There is little love between these teams, but that’s beside the point. UNO freshman Brandon Scero added fuel to the fire earlier in the week by telling the Omaha World-Herald that he wanted “payback” against Ohio State, who he claims promised to sign him and then dropped him because of his grades.
That, too, is beside the point, although World-Herald writer Lee Barfnecht could have contacted Ohio State for the other side of the story.
The point is that this is the second time within a month where tensions have spilled dangerously over in the closing minutes of a game, and that officials need to better exert control over situations where players have clearly lost theirs or are clearly about to.
Two side notes: Congrats to Greg “Harry” Harrington on his 1,000th college broadcast. The Maverick play-by-play announcer has been with UNO since 1997.
Congrats, too, to Chris Holt. That 4-0 win over OSU was the sophomore goaltender’s first career shutout.
Something’s Got to Give
The Ann Arbor News reported Nov. 20 that the University of Michigan issued a third written warning to Yost fans about their behavior at games.
“There’s definitely a concern,” UM head coach Red Berenson told the News. “We can’t tolerate that.”
“That” is the vulgarity chanted en masse by what amounts to nearly 2,000 spectators at Michigan home games. There have also been reports of altercations between Michigan fans and families and friends of visiting teams’ players.

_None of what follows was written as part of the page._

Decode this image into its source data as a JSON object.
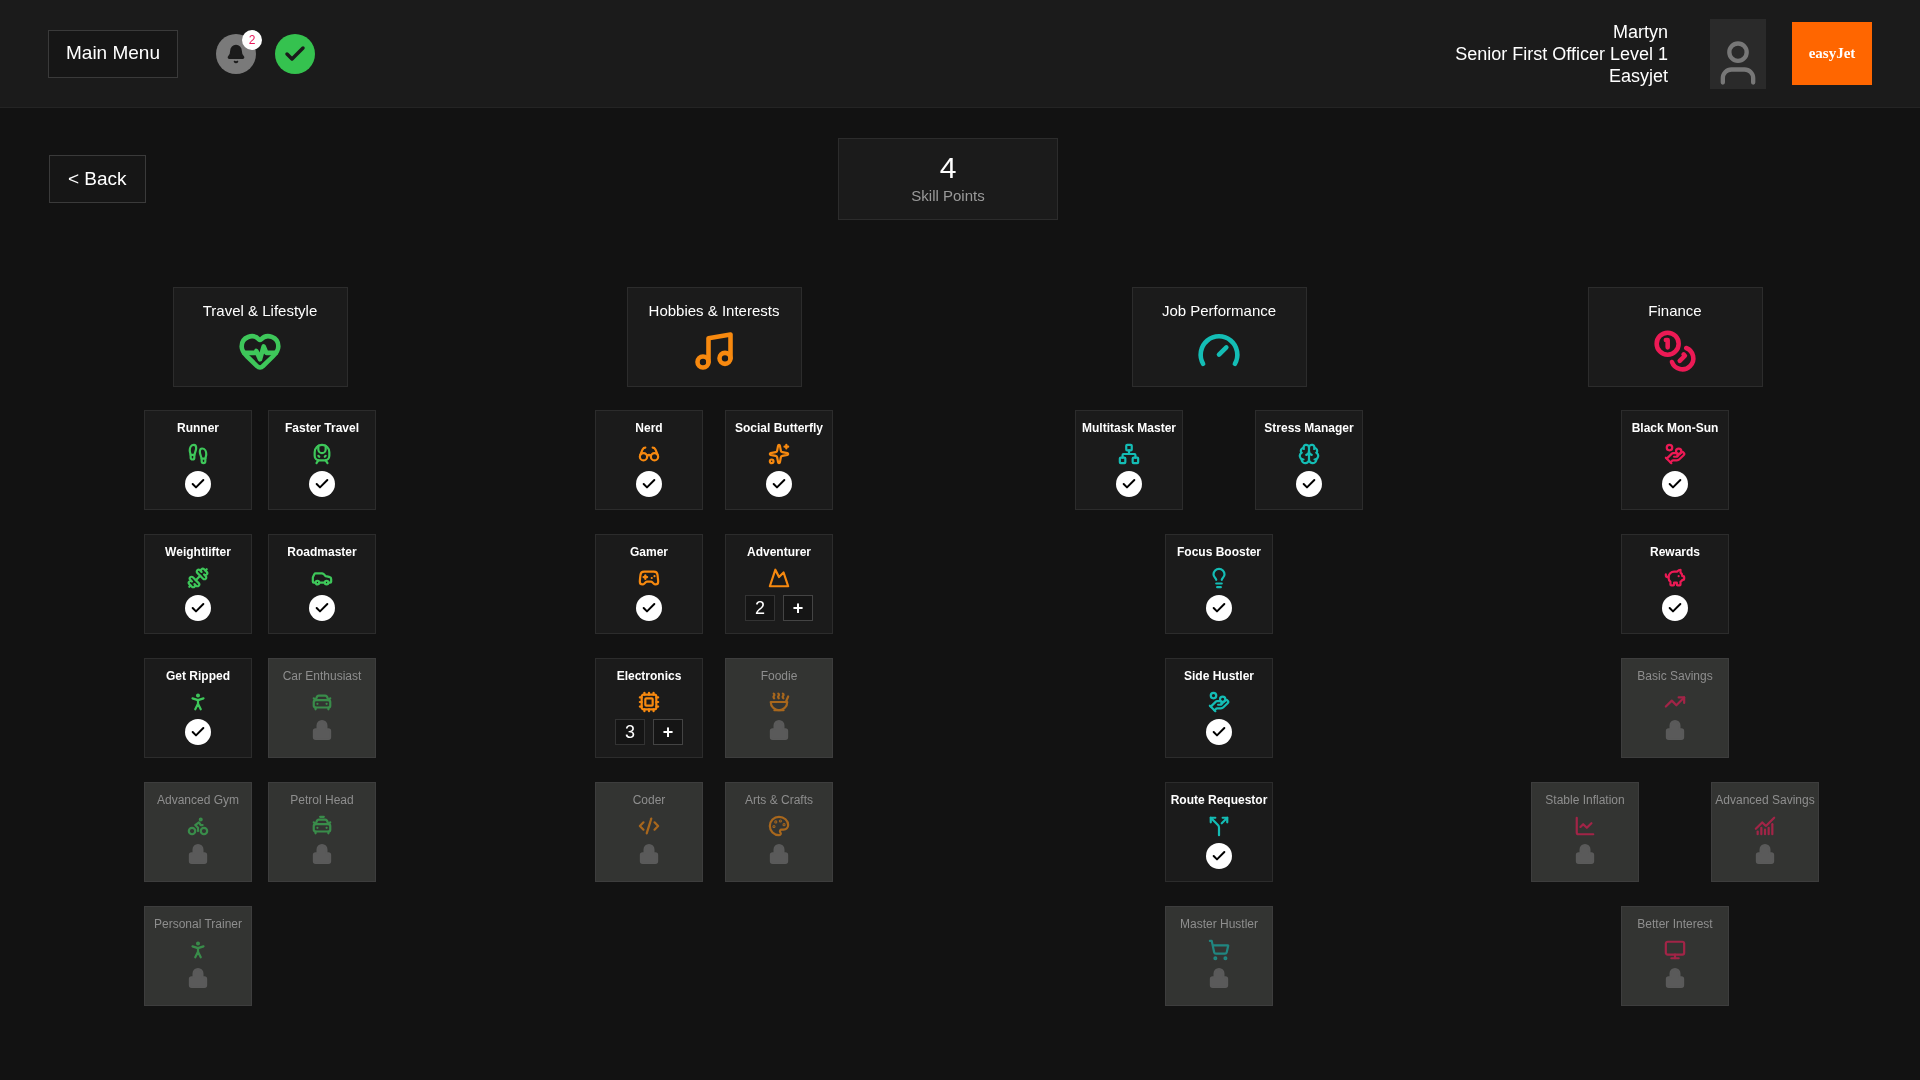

“We have great fans, and they mean a lot to our program and our team,” said Berenson. “But you don’t want other teams and kids and people to be offended by the language.”
Berenson said something to the News that I’ve been saying all along: the vulgarity is not only offensive, but base and unimaginative. “Surely, we’re more creative than that.”

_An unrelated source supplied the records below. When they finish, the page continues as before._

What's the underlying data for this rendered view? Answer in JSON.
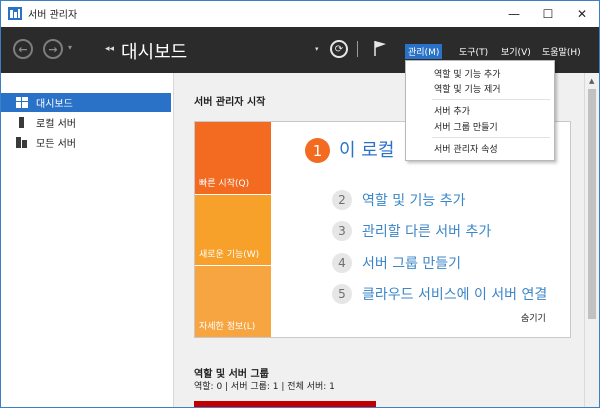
{
  "window": {
    "title": "서버 관리자",
    "minimize": "—",
    "maximize": "☐",
    "close": "✕"
  },
  "navbar": {
    "back": "←",
    "forward": "→",
    "history_dropdown": "▾",
    "breadcrumb_arrows": "◂◂",
    "page_title": "대시보드",
    "title_caret": "▾",
    "refresh": "⟳",
    "menus": [
      {
        "label": "관리(M)",
        "active": true
      },
      {
        "label": "도구(T)",
        "active": false
      },
      {
        "label": "보기(V)",
        "active": false
      },
      {
        "label": "도움말(H)",
        "active": false
      }
    ]
  },
  "sidebar": {
    "items": [
      {
        "label": "대시보드",
        "icon": "dashboard-grid-icon",
        "selected": true
      },
      {
        "label": "로컬 서버",
        "icon": "server-icon",
        "selected": false
      },
      {
        "label": "모든 서버",
        "icon": "servers-icon",
        "selected": false
      }
    ]
  },
  "main": {
    "welcome_title": "서버 관리자 시작",
    "tiles": [
      {
        "label": "빠른 시작(Q)",
        "color": "#f26b21"
      },
      {
        "label": "새로운 기능(W)",
        "color": "#f8a12a"
      },
      {
        "label": "자세한 정보(L)",
        "color": "#f7a540"
      }
    ],
    "step1": {
      "num": "1",
      "label": "이 로컬"
    },
    "steps": [
      {
        "num": "2",
        "label": "역할 및 기능 추가"
      },
      {
        "num": "3",
        "label": "관리할 다른 서버 추가"
      },
      {
        "num": "4",
        "label": "서버 그룹 만들기"
      },
      {
        "num": "5",
        "label": "클라우드 서비스에 이 서버 연결"
      }
    ],
    "hide_label": "숨기기",
    "roles": {
      "title": "역할 및 서버 그룹",
      "stats": "역할: 0   |   서버 그룹: 1   |   전체 서버: 1"
    }
  },
  "dropdown": {
    "groups": [
      [
        "역할 및 기능 추가",
        "역할 및 기능 제거"
      ],
      [
        "서버 추가",
        "서버 그룹 만들기"
      ],
      [
        "서버 관리자 속성"
      ]
    ]
  },
  "colors": {
    "accent": "#2a72c8",
    "navbar": "#2b2b2b",
    "orange": "#f26b21",
    "alert_red": "#c00000"
  }
}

In Kalamazoo, WMU head coach Jim Culhane says that he’s seen a real improvement in fan behavior at Lawson Arena. Last year, the profanity prompted a pre-game, center-ice appeal to students, much as it had at Yost with Berenson.
Unlike Berenson, Culhane is pleased with the results at home. “We continue to monitor that. We have such a strong student base, and we need to educate.”
Culhane says there’s a delicate balance between getting kids to clean up their act and putting a damper on student enthusiasm. “They don’t want to offend anybody, but they want to be college students. I’ve asked them to be creative … but not to say something they wouldn’t say in front of their mothers. They’re college students and we want them here.”
He admits, though, that students “will make mistakes” and slip from time to time, but they’ve been generally improved this season.
Improved doesn’t mean quiet, though. Culhane himself named the student section “The Lawson Lunatics” and had T-shirts and hats made for them. “I’m trying to thank them for their support. It’s something that we genuinely appreciate.
“If I have to go back out to center ice and talk to them again I will, but right now I love them to death because they’re a huge part of what we do.”
I’ve received many email messages regarding the atmosphere at Yost, and it appears to be an even split between folks who think the chanting and behavior are inappropriate, and those who defend it as a “student” activity. Many apologists claim that college hockey isn’t a family venue, and that people simply shouldn’t bring their children to games.
Of course, if the atmosphere at Yost continues — if the University of Michigan doesn’t go far enough to curb unruly and reportedly violent behavior as well as the profanity — parents will no longer bring children to Michigan hockey games, and that particular argument will be moot.
But it’s not merely children who are affected by this behavior, and if children stop coming to Michigan games because of vulgarity and potential violence, the Wolverines will lose more than just a healthy future fan base. They’ll lose some dignity, and everyone will share the blame for that.